We pride ourselves on being a model utility in lead abatement.
In San Francisco there are no known lead service lines in the distribution system. Starting in 1982, the San Francisco Public Utilities Commission began an aggressive, search-and-replace operation for lead pipes throughout our water system. We replaced all known lead service lines in our system, up to 10,000 of them.
There are likely some minor fittings and joints in older parts of our system that may still contain lead material. While the SFPUC does not have records of these locations, lead-containing parts are quickly replaced upon discovery. Additionally, the SFPUC is developing a plan to identify all service lines and sites with unknown or galvanized material. Identification of materials will occur during service line repair and replacements as well as special surveys of sites with unknown material. It could take up to seven years to identify and replace all service line of unknown or galvanized material.
Lead contamination generally occurs from corrosion of household plumbing materials that may contain lead. Our corrosion control treatment consists of maintaining alkaline water pH (above neutral) throughout our distribution system. Our corrosion control approach has been reaffirmed by our state regulatory agency, the State Water Resources Control Board.
In conjunction with existing compliance monitoring efforts and optimized corrosion control treatment, the SFPUC has implemented the following actions with the goal of reducing the exposure of San Francisco residents to lead in drinking water.
Replacement of Lead Components
»1980s - Removed approximately 7,000 lead service lines in the San Francisco water distribution system.
»1983 - Discontinued “leaded” water main joints in the distribution system.
»2003 - Began replacing curb stop valves with lead-free units if founded.
»2008 - Began replacing water meters with lead-free units, and is now 96% complete.
Public Outreach and Education
The SFPUC has long taken a proactive approach to educating customers about lead in drinking water, its health effects, and reducing customers’ potential exposure:
»1980: Conducted free lead tests of drinking water taps at the San Francisco Unified School District.
»1994: Began providing “Lead Test for a Fee” for consumers, testing tap water for a nominal fee.

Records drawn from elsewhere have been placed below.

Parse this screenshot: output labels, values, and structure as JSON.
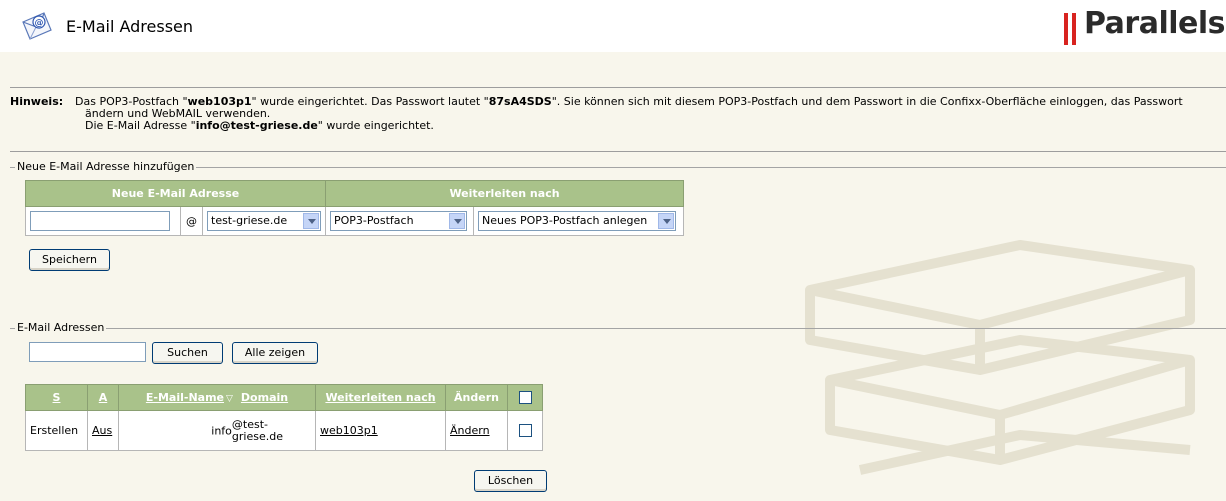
{
  "header": {
    "title": "E-Mail Adressen",
    "logo_text": "Parallels",
    "accent": "#d8231f"
  },
  "hint": {
    "label": "Hinweis:",
    "line1_a": "Das POP3-Postfach \"",
    "account": "web103p1",
    "line1_b": "\" wurde eingerichtet. Das Passwort lautet \"",
    "password": "87sA4SDS",
    "line1_c": "\". Sie können sich mit diesem POP3-Postfach und dem Passwort in die Confixx-Oberfläche einloggen, das Passwort",
    "line2": "ändern und WebMAIL verwenden.",
    "line3_a": "Die E-Mail Adresse \"",
    "address": "info@test-griese.de",
    "line3_b": "\" wurde eingerichtet."
  },
  "new_address": {
    "legend": "Neue E-Mail Adresse hinzufügen",
    "col_address": "Neue E-Mail Adresse",
    "col_forward": "Weiterleiten nach",
    "name_value": "",
    "at": "@",
    "domain_selected": "test-griese.de",
    "forward_type_selected": "POP3-Postfach",
    "forward_target_selected": "Neues POP3-Postfach anlegen",
    "save_label": "Speichern"
  },
  "address_list": {
    "legend": "E-Mail Adressen",
    "search_value": "",
    "search_label": "Suchen",
    "show_all_label": "Alle zeigen",
    "columns": {
      "s": "S",
      "a": "A",
      "email_name": "E-Mail-Name",
      "sort_marker": "▽",
      "domain": "Domain",
      "forward": "Weiterleiten nach",
      "edit": "Ändern"
    },
    "rows": [
      {
        "status": "Erstellen",
        "active": "Aus",
        "name": "info",
        "domain_line1": "@test-",
        "domain_line2": "griese.de",
        "forward": "web103p1",
        "edit": "Ändern",
        "checked": false
      }
    ],
    "delete_label": "Löschen"
  },
  "colors": {
    "background": "#f8f6ec",
    "header_green": "#a9c28a",
    "button_border": "#003c74"
  }
}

»1996: Began sending customer-focused communications regarding lead issues in bill inserts and annual Water Quality Reports.
»Participated in City & County of San Francisco’s Childhood Lead Prevention Program Task Force.
»1998: With the SFDPH, began free lead tests for Women, Infants & Children program participants; to date, more than 1,400 tests have been performed.
»2000s+: Provide lead-free faucets to childcare centers and public schools in San Francisco at no cost, and offer significantly discounted lead-free faucets to City and County of San Francisco residents via annual sales at street fairs.
In partnership with the SFDPH’s Childhood Lead Prevention Program, the SFPUC also provides laboratory services and water sampling assistance to help investigate the lead sources for cases of high blood lead levels in children residing in the City and County of San Francisco.
»2006 California AB 1953 (Chan) “Lead Plumbing”:
Advocated with other local utilities for a mandate that only “lead-free” plumbing components be used in drinking water supplies. AB 1953 became state law and effective on January 1, 2010.
»2010 HR 5289 (Eshoo/Miller) “Get the Lead Out” legislation:
Supported its lead-free provisions, which were subsequently folded into senate bill S.3874, signed into law by the President on January 4, 2011. This federal lead-free requirement, similar to California AB 1953, became effective on January 1, 2014.
As a result of these laws, the plumbing components used in drinking water systems for human consumption in California have been “lead-free” since 2010.
Because we have a long history in removing lead from our system, we know that the water we deliver to our customers meets all Federal and State water quality standards. Our aggressive lead abatement strategies have made us a model for other water utilities across the country.